### [Assignment]
Here are some records. Repeat them all exactly.

Items from a dataset
:::

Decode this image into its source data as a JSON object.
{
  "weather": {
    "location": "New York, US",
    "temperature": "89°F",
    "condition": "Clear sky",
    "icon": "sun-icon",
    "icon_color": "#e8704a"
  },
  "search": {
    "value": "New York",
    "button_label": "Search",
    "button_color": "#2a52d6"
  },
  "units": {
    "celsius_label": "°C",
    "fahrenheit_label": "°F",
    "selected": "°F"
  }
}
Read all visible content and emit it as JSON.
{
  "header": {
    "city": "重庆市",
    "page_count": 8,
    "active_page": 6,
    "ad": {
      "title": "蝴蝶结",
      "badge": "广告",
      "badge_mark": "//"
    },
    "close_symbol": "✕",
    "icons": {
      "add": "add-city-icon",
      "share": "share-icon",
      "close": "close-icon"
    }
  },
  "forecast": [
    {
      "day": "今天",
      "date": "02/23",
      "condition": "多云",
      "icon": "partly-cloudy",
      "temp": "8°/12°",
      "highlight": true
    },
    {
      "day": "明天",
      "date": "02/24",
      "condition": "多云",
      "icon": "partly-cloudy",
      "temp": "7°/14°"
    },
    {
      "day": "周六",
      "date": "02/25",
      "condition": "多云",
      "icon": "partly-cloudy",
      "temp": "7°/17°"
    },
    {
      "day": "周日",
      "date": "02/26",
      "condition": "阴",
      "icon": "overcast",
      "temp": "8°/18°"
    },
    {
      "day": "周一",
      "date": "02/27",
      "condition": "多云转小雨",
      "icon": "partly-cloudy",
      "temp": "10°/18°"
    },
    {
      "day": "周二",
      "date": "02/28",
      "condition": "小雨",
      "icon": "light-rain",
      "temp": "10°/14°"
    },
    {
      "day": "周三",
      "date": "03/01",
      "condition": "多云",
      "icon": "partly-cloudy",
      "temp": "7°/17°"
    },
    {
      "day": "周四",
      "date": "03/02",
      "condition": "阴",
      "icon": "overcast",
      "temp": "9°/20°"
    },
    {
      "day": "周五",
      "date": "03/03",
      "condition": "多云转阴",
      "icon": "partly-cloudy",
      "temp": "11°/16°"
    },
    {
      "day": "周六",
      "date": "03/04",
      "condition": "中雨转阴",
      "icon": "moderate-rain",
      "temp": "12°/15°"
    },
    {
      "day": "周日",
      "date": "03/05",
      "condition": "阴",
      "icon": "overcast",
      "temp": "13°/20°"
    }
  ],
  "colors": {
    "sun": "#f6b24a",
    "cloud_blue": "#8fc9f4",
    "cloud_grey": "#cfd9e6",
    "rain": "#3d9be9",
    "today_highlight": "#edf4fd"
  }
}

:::

### [Answer section]
Decode this image into its source data as a JSON object.
{
  "weather": {
    "location": "New York, US",
    "temperature": "89°F",
    "condition": "Clear sky",
    "icon": "sun-icon",
    "icon_color": "#e8704a"
  },
  "search": {
    "value": "New York",
    "button_label": "Search",
    "button_color": "#2a52d6"
  },
  "units": {
    "celsius_label": "°C",
    "fahrenheit_label": "°F",
    "selected": "°F"
  }
}
Read all visible content and emit it as JSON.
{
  "header": {
    "city": "重庆市",
    "page_count": 8,
    "active_page": 6,
    "ad": {
      "title": "蝴蝶结",
      "badge": "广告",
      "badge_mark": "//"
    },
    "close_symbol": "✕",
    "icons": {
      "add": "add-city-icon",
      "share": "share-icon",
      "close": "close-icon"
    }
  },
  "forecast": [
    {
      "day": "今天",
      "date": "02/23",
      "condition": "多云",
      "icon": "partly-cloudy",
      "temp": "8°/12°",
      "highlight": true
    },
    {
      "day": "明天",
      "date": "02/24",
      "condition": "多云",
      "icon": "partly-cloudy",
      "temp": "7°/14°"
    },
    {
      "day": "周六",
      "date": "02/25",
      "condition": "多云",
      "icon": "partly-cloudy",
      "temp": "7°/17°"
    },
    {
      "day": "周日",
      "date": "02/26",
      "condition": "阴",
      "icon": "overcast",
      "temp": "8°/18°"
    },
    {
      "day": "周一",
      "date": "02/27",
      "condition": "多云转小雨",
      "icon": "partly-cloudy",
      "temp": "10°/18°"
    },
    {
      "day": "周二",
      "date": "02/28",
      "condition": "小雨",
      "icon": "light-rain",
      "temp": "10°/14°"
    },
    {
      "day": "周三",
      "date": "03/01",
      "condition": "多云",
      "icon": "partly-cloudy",
      "temp": "7°/17°"
    },
    {
      "day": "周四",
      "date": "03/02",
      "condition": "阴",
      "icon": "overcast",
      "temp": "9°/20°"
    },
    {
      "day": "周五",
      "date": "03/03",
      "condition": "多云转阴",
      "icon": "partly-cloudy",
      "temp": "11°/16°"
    },
    {
      "day": "周六",
      "date": "03/04",
      "condition": "中雨转阴",
      "icon": "moderate-rain",
      "temp": "12°/15°"
    },
    {
      "day": "周日",
      "date": "03/05",
      "condition": "阴",
      "icon": "overcast",
      "temp": "13°/20°"
    }
  ],
  "colors": {
    "sun": "#f6b24a",
    "cloud_blue": "#8fc9f4",
    "cloud_grey": "#cfd9e6",
    "rain": "#3d9be9",
    "today_highlight": "#edf4fd"
  }
}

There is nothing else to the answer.